Musical giants of the past are especially invoked on the competition circuit. Many contests are named after celebrated virtuosos— including Heifetz, Menuhin, Kreisler, Casals, and Stern—and are rife with historical comparisons, says Lisa McCormick, author of Performing Civility: International Competitions in Classical Music. “Competitors aren’t only compared to each other,” she writes in an e-mail. “They are compared to previous winners in the competition’s history, and all the greats that are in living memory.” This may not be so bad, she says: competitors of every era experience this, and this dialogue with history lends “a grandeur and gravitas” to competitions.
McCormick also points to the central role of anniversary commemorations in classical music. Events like the Beethoven year (despite the pandemic) have kept the focus on the canon and its proponents. Publishing and recording industries gain from these events while contemporary-music specialists are often left out. More than profit-seeking in nature, anniversaries provide opportunities to venerate musical “saints,” writes McCormick, while shaping collective memory.

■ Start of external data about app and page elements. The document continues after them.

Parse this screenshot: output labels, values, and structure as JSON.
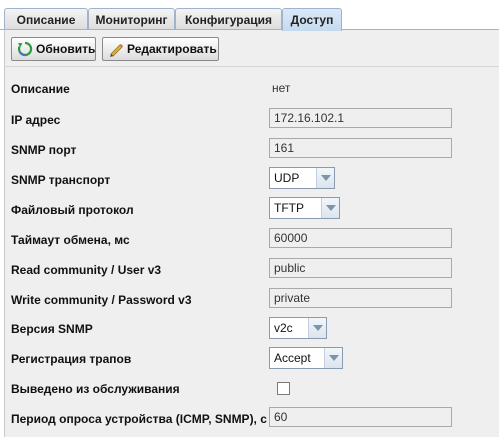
{
  "tabs": [
    {
      "label": "Описание",
      "active": false
    },
    {
      "label": "Мониторинг",
      "active": false
    },
    {
      "label": "Конфигурация",
      "active": false
    },
    {
      "label": "Доступ",
      "active": true
    }
  ],
  "toolbar": {
    "refresh_label": "Обновить",
    "edit_label": "Редактировать",
    "refresh_icon": "refresh-icon",
    "edit_icon": "pencil-icon"
  },
  "form": {
    "description": {
      "label": "Описание",
      "value": "нет"
    },
    "ip": {
      "label": "IP адрес",
      "value": "172.16.102.1"
    },
    "snmp_port": {
      "label": "SNMP порт",
      "value": "161"
    },
    "snmp_transport": {
      "label": "SNMP транспорт",
      "value": "UDP"
    },
    "file_protocol": {
      "label": "Файловый протокол",
      "value": "TFTP"
    },
    "timeout": {
      "label": "Таймаут обмена, мс",
      "value": "60000"
    },
    "read_community": {
      "label": "Read community / User v3",
      "value": "public"
    },
    "write_community": {
      "label": "Write community / Password v3",
      "value": "private"
    },
    "snmp_version": {
      "label": "Версия SNMP",
      "value": "v2c"
    },
    "trap_registration": {
      "label": "Регистрация трапов",
      "value": "Accept"
    },
    "out_of_service": {
      "label": "Выведено из обслуживания",
      "checked": false
    },
    "poll_period": {
      "label": "Период опроса устройства (ICMP, SNMP), с",
      "value": "60"
    }
  },
  "colors": {
    "active_tab": "#c6daef",
    "panel_bg": "#efefef",
    "border": "#9fb4cc"
  }
}
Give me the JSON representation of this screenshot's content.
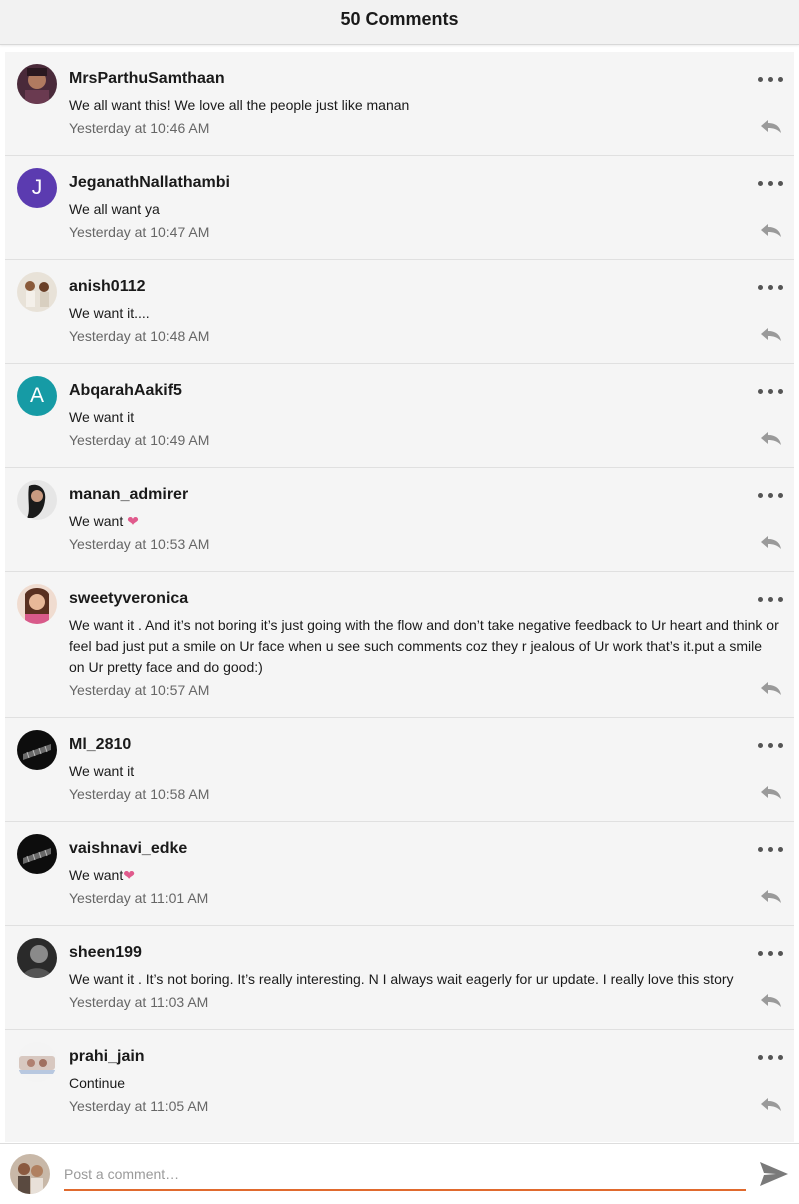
{
  "header": {
    "title": "50 Comments"
  },
  "colors": {
    "avatar_j": "#5b3bb0",
    "avatar_a": "#169ba5",
    "heart": "#e05a8c",
    "input_underline": "#e06a2e"
  },
  "comments": [
    {
      "user": "MrsParthuSamthaan",
      "text": "We all want this! We love all the people just like manan",
      "time": "Yesterday at 10:46 AM"
    },
    {
      "user": "JeganathNallathambi",
      "avatar_letter": "J",
      "text": "We all want ya",
      "time": "Yesterday at 10:47 AM"
    },
    {
      "user": "anish0112",
      "text": "We want it....",
      "time": "Yesterday at 10:48 AM"
    },
    {
      "user": "AbqarahAakif5",
      "avatar_letter": "A",
      "text": "We want it",
      "time": "Yesterday at 10:49 AM"
    },
    {
      "user": "manan_admirer",
      "text": "We want ",
      "heart": "❤",
      "time": "Yesterday at 10:53 AM"
    },
    {
      "user": "sweetyveronica",
      "text": "We want it . And it’s not boring it’s just going with the flow and don’t take negative feedback to Ur heart and think or feel bad just put a smile on Ur face when u see such comments coz they r jealous of Ur work that’s it.put a smile on Ur pretty face and do good:)",
      "time": "Yesterday at 10:57 AM"
    },
    {
      "user": "Ml_2810",
      "text": "We want it",
      "time": "Yesterday at 10:58 AM"
    },
    {
      "user": "vaishnavi_edke",
      "text": "We want",
      "heart": "❤",
      "time": "Yesterday at 11:01 AM"
    },
    {
      "user": "sheen199",
      "text": "We want it . It’s not boring. It’s really interesting. N I always wait eagerly for ur update. I really love this story",
      "time": "Yesterday at 11:03 AM"
    },
    {
      "user": "prahi_jain",
      "text": "Continue",
      "time": "Yesterday at 11:05 AM"
    }
  ],
  "composer": {
    "placeholder": "Post a comment…"
  }
}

Finally, when radio stations, streaming services, or specialty magazines attempt to rank the greatest recordings, the towering reputations of the past are often reinforced. Witness how Jacqueline du Pré’s 1965 account of Elgar’s Cello Concerto tops so many best-of lists. In 1,000 Recordings to Hear Before You Die, author Tom Moon calls it “a vivid performance by a wild child.” The Penguin Guide to the 1000 Finest Classical Recordings deems it “unsurpassed” while the Rough Guide to Classical Music asserts that “few cellists have penetrated the concerto’s inner recesses so deeply, or produced a performance of such burning intensity.” No wonder why relatively few modern cellists have recorded it themselves.
For Finckel, the weight of Rostropovich’s recordings of Dvořák’s Cello Concerto prompted him to completely rebuild his approach to the piece when given the opportunity to record it in 2003. “Basically, the Dvořák Concerto that I was playing up until that time in my life was the Rostropovich-Dvořák Concerto,” he says. It had “the same timings, the same nuances, the same fingerings. I copied it and it sounded great to me and that was the way the piece was supposed to go. But by 2005 I had really grown up as a musician.”
Not interested in making a knock-off Rostropovich recording, Finckel went back to the source materials. “I started with the score, I started with the manuscript, I learned a lot of things that were in the original manuscript that are not found in editions. And I made my own Dvořák Concerto. The recording came out very well and I’m really proud of it.”
Finckel concedes that there are more idiosyncratic versions on the market, but his stands as a personal win and perhaps a lesson for other musicians confronting the weight of history. “I had been forced to break free from an imitative artistry to one that I could call my own and stand behind.”